A project led by Xcel Energy in partnership with long-term battery manufacturer Form Energy will deploy two 10-megawatt batteries that last up to 100 hours at the site of now-shuttered coal plants in Becker, MN, and Pueblo, CO.
“Multi-day battery storage has the potential to help us better harness the renewable energy we generate while ensuring the grid remains reliable for our customers,” Bria Shea, regional vice president of regulatory policy for Xcel Energy Minnesota, said in a press release.
Photo Courtesy Form Energy
Overall, the DOE hopes that the funded projects prove the new technologies work at scale, helping utilities plan for longer-term storage, thus bringing costs down and making renewable energy more accessible for all homes and businesses across the United States.
“A cheap battery would remove the biggest hurdle to a renewables transition,” Elisabeth Moyer, associate professor of atmospheric science at the University of Chicago, said to the Associated Press.
Photo Courtesy geosci.uchicago.edu

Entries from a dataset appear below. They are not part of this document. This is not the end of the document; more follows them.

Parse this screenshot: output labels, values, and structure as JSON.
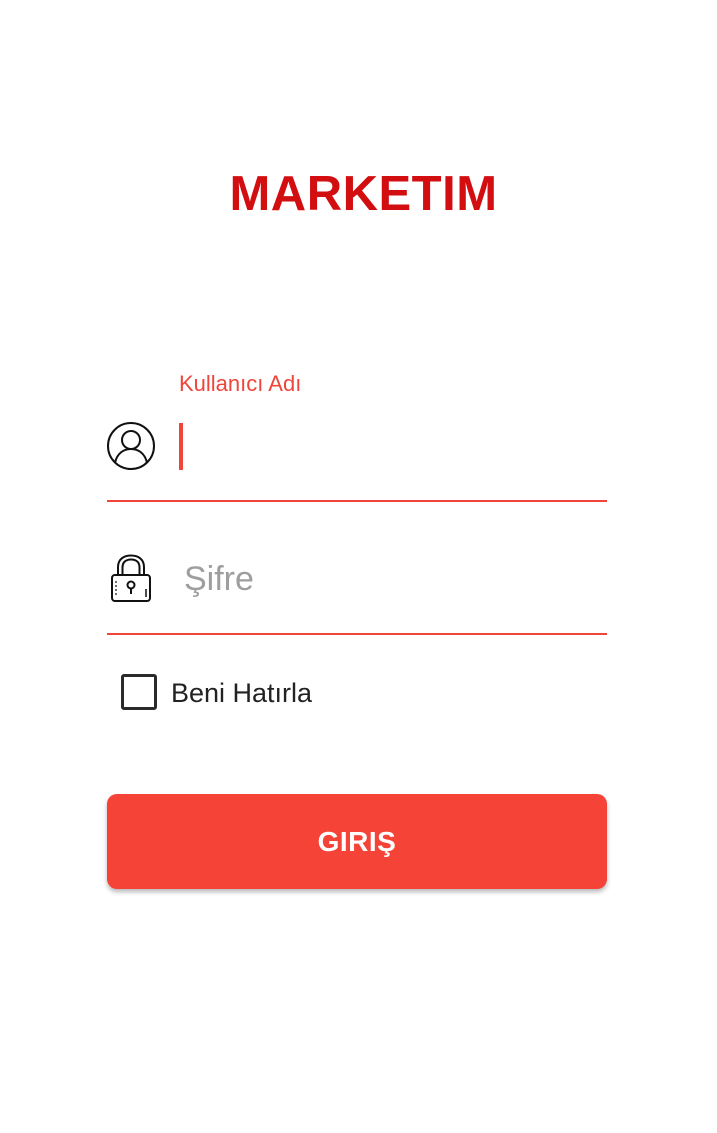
{
  "app": {
    "title": "MARKETIM",
    "brand_color": "#d30e10",
    "accent_color": "#f54337"
  },
  "login": {
    "username": {
      "label": "Kullanıcı Adı",
      "value": "",
      "icon": "user-circle-icon"
    },
    "password": {
      "placeholder": "Şifre",
      "value": "",
      "icon": "lock-icon"
    },
    "remember_me": {
      "label": "Beni Hatırla",
      "checked": false
    },
    "submit_label": "GIRIŞ"
  }
}
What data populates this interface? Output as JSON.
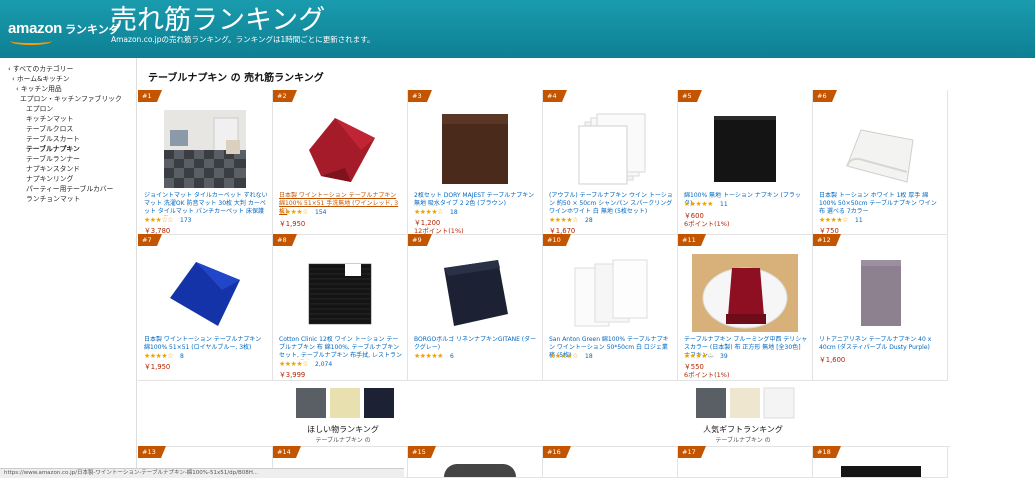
{
  "header": {
    "logo_amazon": "amazon",
    "logo_ranking": "ランキング",
    "title": "売れ筋ランキング",
    "subtitle": "Amazon.co.jpの売れ筋ランキング。ランキングは1時間ごとに更新されます。",
    "colors": {
      "bg": "#128a9c",
      "smile": "#ff9900"
    }
  },
  "sidebar": {
    "items": [
      {
        "label": "‹ すべてのカテゴリー"
      },
      {
        "label": "‹ ホーム&キッチン"
      },
      {
        "label": "‹ キッチン用品"
      },
      {
        "label": "エプロン・キッチンファブリック"
      },
      {
        "label": "エプロン"
      },
      {
        "label": "キッチンマット"
      },
      {
        "label": "テーブルクロス"
      },
      {
        "label": "テーブルスカート"
      },
      {
        "label": "テーブルナプキン"
      },
      {
        "label": "テーブルランナー"
      },
      {
        "label": "ナプキンスタンド"
      },
      {
        "label": "ナプキンリング"
      },
      {
        "label": "パーティー用テーブルカバー"
      },
      {
        "label": "ランチョンマット"
      }
    ]
  },
  "main": {
    "title": "テーブルナプキン の 売れ筋ランキング"
  },
  "products": [
    {
      "rank": "#1",
      "name": "ジョイントマット タイルカーペット ずれないマット 洗濯OK 防音マット 30枚 大判 カーペット タイルマット パンチカーペット 床保護マット 防…",
      "stars": "★★★☆☆",
      "reviews": "173",
      "price": "￥3,780",
      "points": ""
    },
    {
      "rank": "#2",
      "name": "日本製 ワイントーション テーブルナプキン 綿100% 51×51 手洗無地 (ワインレッド, 3枚)",
      "stars": "★★★★☆",
      "reviews": "154",
      "price": "￥1,950",
      "points": ""
    },
    {
      "rank": "#3",
      "name": "2枚セット DORY MAJEST テーブルナプキン 無地 吸水タイプ 2 2色 (ブラウン)",
      "stars": "★★★★☆",
      "reviews": "18",
      "price": "￥1,200",
      "points": "12ポイント(1%)"
    },
    {
      "rank": "#4",
      "name": "(アウブル) テーブルナプキン ウイン トーション 約50 × 50cm シャンパン スパークリングワインホワイト 白 無地 (5枚セット)",
      "stars": "★★★★☆",
      "reviews": "28",
      "price": "￥1,670",
      "points": ""
    },
    {
      "rank": "#5",
      "name": "綿100% 無地 トーション ナプキン (ブラック)",
      "stars": "★★★★★",
      "reviews": "11",
      "price": "￥600",
      "points": "6ポイント(1%)"
    },
    {
      "rank": "#6",
      "name": "日本製 トーション ホワイト 1枚 厚手 綿100% 50×50cm テーブルナプキン ワイン 布 選べる 7カラー",
      "stars": "★★★★☆",
      "reviews": "11",
      "price": "￥750",
      "points": ""
    },
    {
      "rank": "#7",
      "name": "日本製 ワイントーション テーブルナプキン 綿100% 51×51 (ロイヤルブルー, 3枚)",
      "stars": "★★★★☆",
      "reviews": "8",
      "price": "￥1,950",
      "points": ""
    },
    {
      "rank": "#8",
      "name": "Cotton Clinic 12枚 ワイン トーション テーブルナプキン 布 綿100%, テーブルナプキンセット, テーブルナプキン 布手拭, レストラン ホテル 業務用…",
      "stars": "★★★★☆",
      "reviews": "2,074",
      "price": "￥3,999",
      "points": ""
    },
    {
      "rank": "#9",
      "name": "BORGOボルゴ リネンナプキンGITANE (ダークグレー)",
      "stars": "★★★★★",
      "reviews": "6",
      "price": "",
      "points": ""
    },
    {
      "rank": "#10",
      "name": "San Anton Green 綿100% テーブルナプキン ワイントーション 50*50cm 白 ロジェ業務 (5枚)",
      "stars": "★★★★☆",
      "reviews": "18",
      "price": "",
      "points": ""
    },
    {
      "rank": "#11",
      "name": "テーブルナプキン ブルーミング中西 デリシャスカラー (日本製) 布 正方形 無地 [全30色] ナフキン…",
      "stars": "★★★★☆",
      "reviews": "39",
      "price": "￥550",
      "points": "6ポイント(1%)"
    },
    {
      "rank": "#12",
      "name": "リトアニアリネン テーブルナプキン 40 x 40cm (ダスティパープル Dusty Purple)",
      "stars": "",
      "reviews": "",
      "price": "￥1,600",
      "points": ""
    },
    {
      "rank": "#13"
    },
    {
      "rank": "#14"
    },
    {
      "rank": "#15"
    },
    {
      "rank": "#16"
    },
    {
      "rank": "#17"
    },
    {
      "rank": "#18"
    }
  ],
  "promos": [
    {
      "title": "ほしい物ランキング",
      "sub": "テーブルナプキン の"
    },
    {
      "title": "人気ギフトランキング",
      "sub": "テーブルナプキン の"
    }
  ],
  "status_bar": "https://www.amazon.co.jp/日本製-ワイントーション-テーブルナプキン-綿100%-51x51/dp/B08H..."
}
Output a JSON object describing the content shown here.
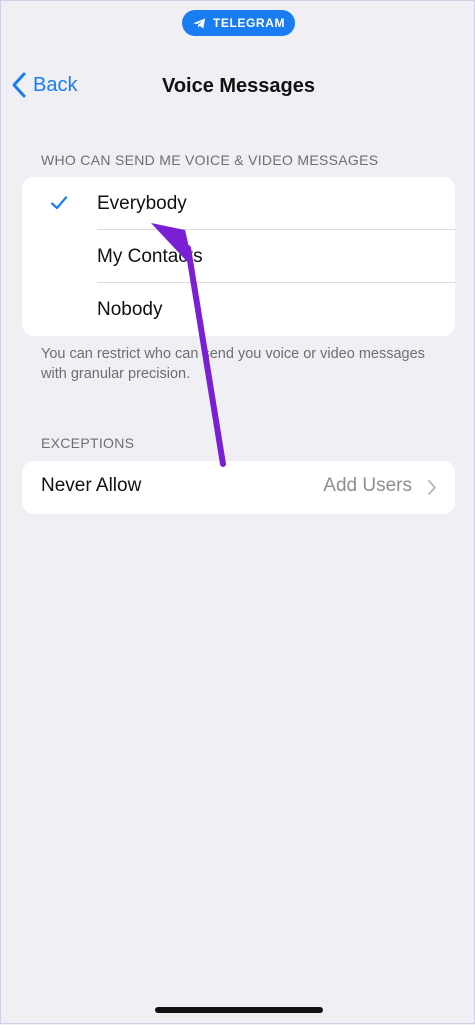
{
  "status_bar": {
    "app_label": "TELEGRAM",
    "accent_color": "#1a7cf2"
  },
  "nav": {
    "back_label": "Back",
    "title": "Voice Messages"
  },
  "privacy": {
    "header": "WHO CAN SEND ME VOICE & VIDEO MESSAGES",
    "options": [
      {
        "label": "Everybody",
        "selected": true
      },
      {
        "label": "My Contacts",
        "selected": false
      },
      {
        "label": "Nobody",
        "selected": false
      }
    ],
    "footer": "You can restrict who can send you voice or video messages with granular precision."
  },
  "exceptions": {
    "header": "EXCEPTIONS",
    "rows": [
      {
        "label": "Never Allow",
        "value": "Add Users"
      }
    ]
  },
  "annotation": {
    "arrow_color": "#7b1fd4"
  }
}
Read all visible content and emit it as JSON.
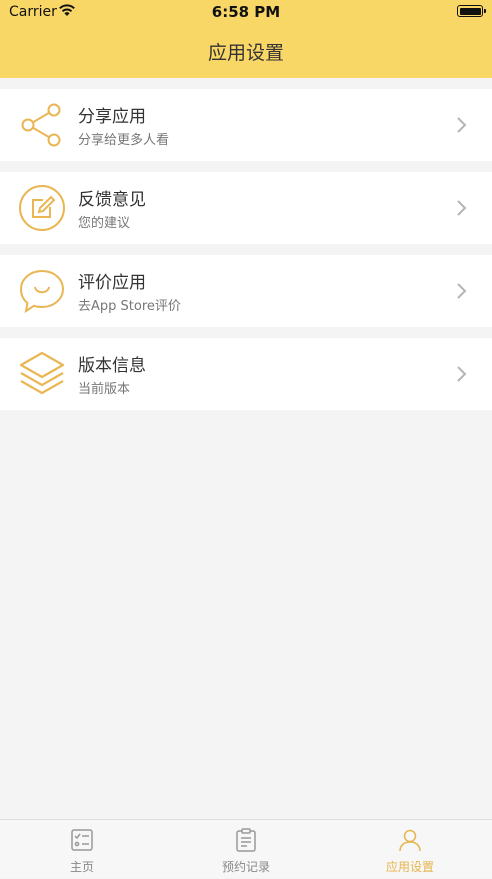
{
  "status": {
    "carrier": "Carrier",
    "time": "6:58 PM"
  },
  "nav": {
    "title": "应用设置"
  },
  "accent": "#f9d767",
  "icon_color": "#eab653",
  "items": [
    {
      "icon": "share-icon",
      "title": "分享应用",
      "subtitle": "分享给更多人看"
    },
    {
      "icon": "edit-icon",
      "title": "反馈意见",
      "subtitle": "您的建议"
    },
    {
      "icon": "chat-bubble-icon",
      "title": "评价应用",
      "subtitle": "去App Store评价"
    },
    {
      "icon": "layers-icon",
      "title": "版本信息",
      "subtitle": "当前版本"
    }
  ],
  "tabs": [
    {
      "icon": "checklist-icon",
      "label": "主页"
    },
    {
      "icon": "clipboard-icon",
      "label": "预约记录"
    },
    {
      "icon": "person-icon",
      "label": "应用设置",
      "active": true
    }
  ]
}
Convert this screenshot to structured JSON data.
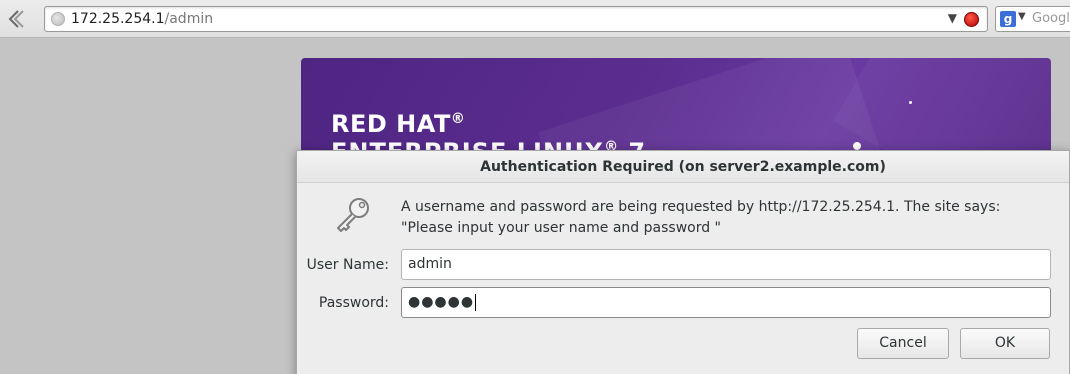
{
  "browser": {
    "url_host": "172.25.254.1",
    "url_path": "/admin",
    "search_placeholder": "Google",
    "url_dropdown_icon": "chevron-down-icon",
    "stop_icon": "stop-icon"
  },
  "page": {
    "brand_line1": "RED HAT",
    "brand_line2": "ENTERPRISE LINUX",
    "brand_version": "7",
    "trademark": "®",
    "banner_color": "#5b2d8f"
  },
  "dialog": {
    "title": "Authentication Required (on server2.example.com)",
    "message": "A username and password are being requested by http://172.25.254.1. The site says: \"Please input your user name and password \"",
    "username_label": "User Name:",
    "username_value": "admin",
    "password_label": "Password:",
    "password_masked": "●●●●●",
    "cancel_label": "Cancel",
    "ok_label": "OK"
  }
}
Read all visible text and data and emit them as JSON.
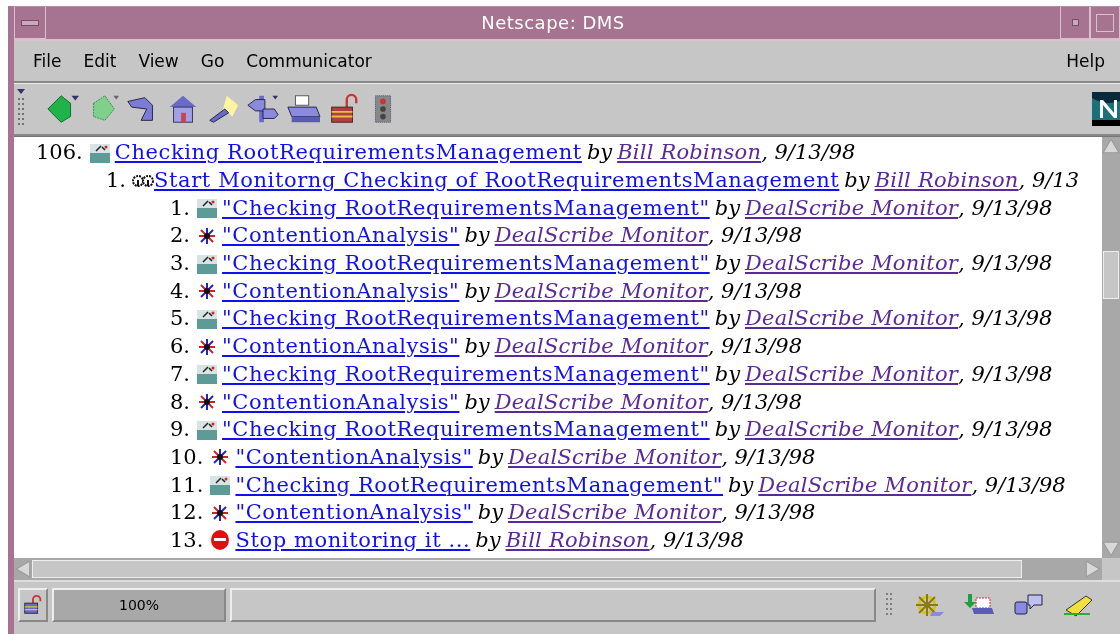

Overall, the more battery storage available, the closer the country gets to its net zero emissions goals. Creating longer-term, affordable storage can unlock the door to moving the country’s dependence off polluting fossil fuels and onto a greener future led by the sun and wind.